§ Task directions: Once you have read the data below, set it all down again exactly.

(Web page and app entries)
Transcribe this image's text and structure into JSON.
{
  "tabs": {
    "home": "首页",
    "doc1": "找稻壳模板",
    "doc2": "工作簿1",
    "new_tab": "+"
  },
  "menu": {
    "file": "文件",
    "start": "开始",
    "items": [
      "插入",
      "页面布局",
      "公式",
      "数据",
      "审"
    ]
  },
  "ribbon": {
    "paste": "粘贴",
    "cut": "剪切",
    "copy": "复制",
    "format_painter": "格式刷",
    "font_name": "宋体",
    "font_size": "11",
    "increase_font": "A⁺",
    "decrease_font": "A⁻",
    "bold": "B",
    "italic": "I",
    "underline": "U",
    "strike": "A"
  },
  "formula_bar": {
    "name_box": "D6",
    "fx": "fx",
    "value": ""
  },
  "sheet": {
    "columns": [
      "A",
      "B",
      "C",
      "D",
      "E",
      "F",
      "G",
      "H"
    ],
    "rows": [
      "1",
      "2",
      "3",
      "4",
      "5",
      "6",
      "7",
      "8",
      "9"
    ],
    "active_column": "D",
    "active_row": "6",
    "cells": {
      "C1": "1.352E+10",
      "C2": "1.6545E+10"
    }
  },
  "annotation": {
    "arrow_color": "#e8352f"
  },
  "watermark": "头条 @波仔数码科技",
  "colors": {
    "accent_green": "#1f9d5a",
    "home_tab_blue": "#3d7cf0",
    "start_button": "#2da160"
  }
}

§ Solution for this task:
Transcribe this image's text and structure into JSON.
{
  "tabs": {
    "home": "首页",
    "doc1": "找稻壳模板",
    "doc2": "工作簿1",
    "new_tab": "+"
  },
  "menu": {
    "file": "文件",
    "start": "开始",
    "items": [
      "插入",
      "页面布局",
      "公式",
      "数据",
      "审"
    ]
  },
  "ribbon": {
    "paste": "粘贴",
    "cut": "剪切",
    "copy": "复制",
    "format_painter": "格式刷",
    "font_name": "宋体",
    "font_size": "11",
    "increase_font": "A⁺",
    "decrease_font": "A⁻",
    "bold": "B",
    "italic": "I",
    "underline": "U",
    "strike": "A"
  },
  "formula_bar": {
    "name_box": "D6",
    "fx": "fx",
    "value": ""
  },
  "sheet": {
    "columns": [
      "A",
      "B",
      "C",
      "D",
      "E",
      "F",
      "G",
      "H"
    ],
    "rows": [
      "1",
      "2",
      "3",
      "4",
      "5",
      "6",
      "7",
      "8",
      "9"
    ],
    "active_column": "D",
    "active_row": "6",
    "cells": {
      "C1": "1.352E+10",
      "C2": "1.6545E+10"
    }
  },
  "annotation": {
    "arrow_color": "#e8352f"
  },
  "watermark": "头条 @波仔数码科技",
  "colors": {
    "accent_green": "#1f9d5a",
    "home_tab_blue": "#3d7cf0",
    "start_button": "#2da160"
  }
}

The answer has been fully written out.